Rice Energy Inc. delivered big on Monday, reporting some of the best initial production (IP) results yet seen in Ohio's Utica Shale, with its first well, the Bigfoot 9H in Belmont County, flowing at a stabilized rate of nearly 42 MMcf/d after five days, exceeding the market's expectations.
Results from the Bigfoot 9H come after months of speculation from financial analysts, since the young Appalachian pure-play operator, formed in 2007, went public on the New York Stock Exchange in January (see Shale Daily, Jan. 31). Rice holds a prospectus heavy on the Marcellus Shale in southwest Pennsylvania, but lacking the kind of proof in the Utica that investors typically rally around (see Shale Daily, Dec. 17, 2013).
Analysts had expected solid results from Rice's first Utica well, especially in the wake of other eye-popping IP rates released in recent months from the likes of Magnum Hunter Resources Corp. and Gulfport Energy Corp., which reported wells above 30 MMcf/d in Monroe and Belmont counties respectively (see Shale Daily, Feb. 14; Nov. 8, 2013). They couldn't be too sure, though, after Rice said in March that it had encountered more gas than anticipated and higher pressures at the nearby Bigfoot 7H, forcing the company to plug and abandon that well before moving on to the 9H (see Shale Daily, March 13).
"Based on previous results, the market was looking for 30 MMcfe/d," wrote analysts at Tudor, Pickering, Holt & Co. (TPH) of Rice's results in relation to some of the other prolific wells in the area. "[The] IP per 1,000 foot lateral looks to be matching the best rates in the play."
Wells Fargo Securities analyst Gordon Douthat agreed.
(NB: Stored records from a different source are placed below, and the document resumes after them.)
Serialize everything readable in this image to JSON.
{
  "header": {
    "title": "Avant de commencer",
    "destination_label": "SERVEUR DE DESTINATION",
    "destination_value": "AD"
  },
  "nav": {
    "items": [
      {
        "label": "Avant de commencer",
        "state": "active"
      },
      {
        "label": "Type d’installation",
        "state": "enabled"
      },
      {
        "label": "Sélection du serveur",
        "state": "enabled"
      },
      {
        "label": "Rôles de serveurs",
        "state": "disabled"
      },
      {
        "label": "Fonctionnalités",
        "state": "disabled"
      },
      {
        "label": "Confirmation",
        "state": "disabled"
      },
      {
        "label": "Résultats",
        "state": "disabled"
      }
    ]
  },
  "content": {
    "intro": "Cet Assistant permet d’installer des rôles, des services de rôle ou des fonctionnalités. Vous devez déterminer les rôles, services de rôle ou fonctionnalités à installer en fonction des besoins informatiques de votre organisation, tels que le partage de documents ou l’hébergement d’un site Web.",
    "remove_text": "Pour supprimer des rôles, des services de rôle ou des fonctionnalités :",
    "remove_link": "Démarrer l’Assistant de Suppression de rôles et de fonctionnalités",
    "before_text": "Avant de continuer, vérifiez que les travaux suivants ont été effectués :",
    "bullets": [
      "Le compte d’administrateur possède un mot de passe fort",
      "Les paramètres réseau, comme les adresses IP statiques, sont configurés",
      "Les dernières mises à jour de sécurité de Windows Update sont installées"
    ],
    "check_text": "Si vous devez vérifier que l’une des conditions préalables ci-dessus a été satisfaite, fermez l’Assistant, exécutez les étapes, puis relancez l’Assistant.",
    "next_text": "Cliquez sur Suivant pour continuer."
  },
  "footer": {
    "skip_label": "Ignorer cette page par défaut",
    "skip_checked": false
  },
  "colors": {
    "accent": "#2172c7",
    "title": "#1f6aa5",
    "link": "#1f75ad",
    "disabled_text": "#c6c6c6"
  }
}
He joined TPH in saying that results from Rice's Bigfoot 9H should give a boost to other operators, such as Gastar Exploration Inc., Gulfport, Chesapeake Energy Corp., Antero Resources Corp. and Magnum, all of which have more Utica wells coming online in either southeast Ohio or northern West Virginia.
If anything, those results considered key, particularly in West Virginia, where Magnum and Gastar, among others, have set out to prove the Utica's strength in West Virginia (see Shale Daily, March 26). Anticipation has also been mounting over the play's viability in that state. Analysts said Rice's results will likely be a boon for the trajectory of the Utica in Ohio, where operators have been pushing its boundaries farther south in a scramble for more acreage in Belmont, Guernsey, Washington and Morgan counties (see Shale Daily, April 15; Nov. 19, 2013).
Rice drilled its Bigfoot 9H with a 6,957 foot lateral. The 41.69 MMcf/d five-day flowrate came on a 33/64" choke from a note-worthy 40 hydraulic fracturing (frack) stages. The company plans to bring 37 Marcellus wells in Pennsylvania and another seven Ohio Utica wells online this year.
In March, after the company's year-end conference call, investors expressed concern about Rice's midstream constraints. But the company said Monday that it had entered into a precedent agreement for 175,000 MMbtu/d of firm transportation on the Rockies Express Pipeline beginning in June 2015 for a term of 20 years, giving it better access to Midwest and Gulf Coast markets.
Combined with its first Utica results and news that its borrowing base had been increased to $385 million, the company's stock on Monday traded at a new high around $33/share in early morning trading before closing down by 1.07% at $31.39/share.